_PROBLEM TO WORK ON:_
Take the data below and filter it for lines containing the word "this"; show each line found.

▽

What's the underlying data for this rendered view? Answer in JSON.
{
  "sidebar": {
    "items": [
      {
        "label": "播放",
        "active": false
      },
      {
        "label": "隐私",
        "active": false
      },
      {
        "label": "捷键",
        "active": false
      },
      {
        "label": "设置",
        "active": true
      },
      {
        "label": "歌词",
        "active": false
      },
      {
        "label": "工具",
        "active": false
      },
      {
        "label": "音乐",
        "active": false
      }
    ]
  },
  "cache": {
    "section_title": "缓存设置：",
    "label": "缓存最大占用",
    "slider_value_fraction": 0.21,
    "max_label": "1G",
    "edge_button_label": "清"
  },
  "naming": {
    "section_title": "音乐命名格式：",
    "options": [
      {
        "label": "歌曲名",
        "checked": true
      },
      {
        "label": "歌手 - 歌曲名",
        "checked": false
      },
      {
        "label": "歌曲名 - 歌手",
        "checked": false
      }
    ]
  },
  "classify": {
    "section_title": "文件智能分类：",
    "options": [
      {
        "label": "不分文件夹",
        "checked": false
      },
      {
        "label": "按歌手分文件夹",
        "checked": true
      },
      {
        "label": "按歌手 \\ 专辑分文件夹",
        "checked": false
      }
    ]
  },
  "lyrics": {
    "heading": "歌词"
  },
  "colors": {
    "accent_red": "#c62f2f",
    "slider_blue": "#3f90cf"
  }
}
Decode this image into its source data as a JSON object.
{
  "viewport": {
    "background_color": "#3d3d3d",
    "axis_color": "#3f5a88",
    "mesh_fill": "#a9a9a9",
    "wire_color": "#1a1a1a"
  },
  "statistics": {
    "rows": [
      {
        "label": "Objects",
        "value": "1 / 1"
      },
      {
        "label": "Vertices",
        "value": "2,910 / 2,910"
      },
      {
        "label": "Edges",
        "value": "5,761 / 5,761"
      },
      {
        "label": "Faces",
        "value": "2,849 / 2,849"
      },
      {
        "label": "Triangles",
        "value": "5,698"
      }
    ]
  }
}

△

_SOLUTION BELOW:_
What's the underlying data for this rendered view? Answer in JSON.
Decode this image into its source data as a JSON object.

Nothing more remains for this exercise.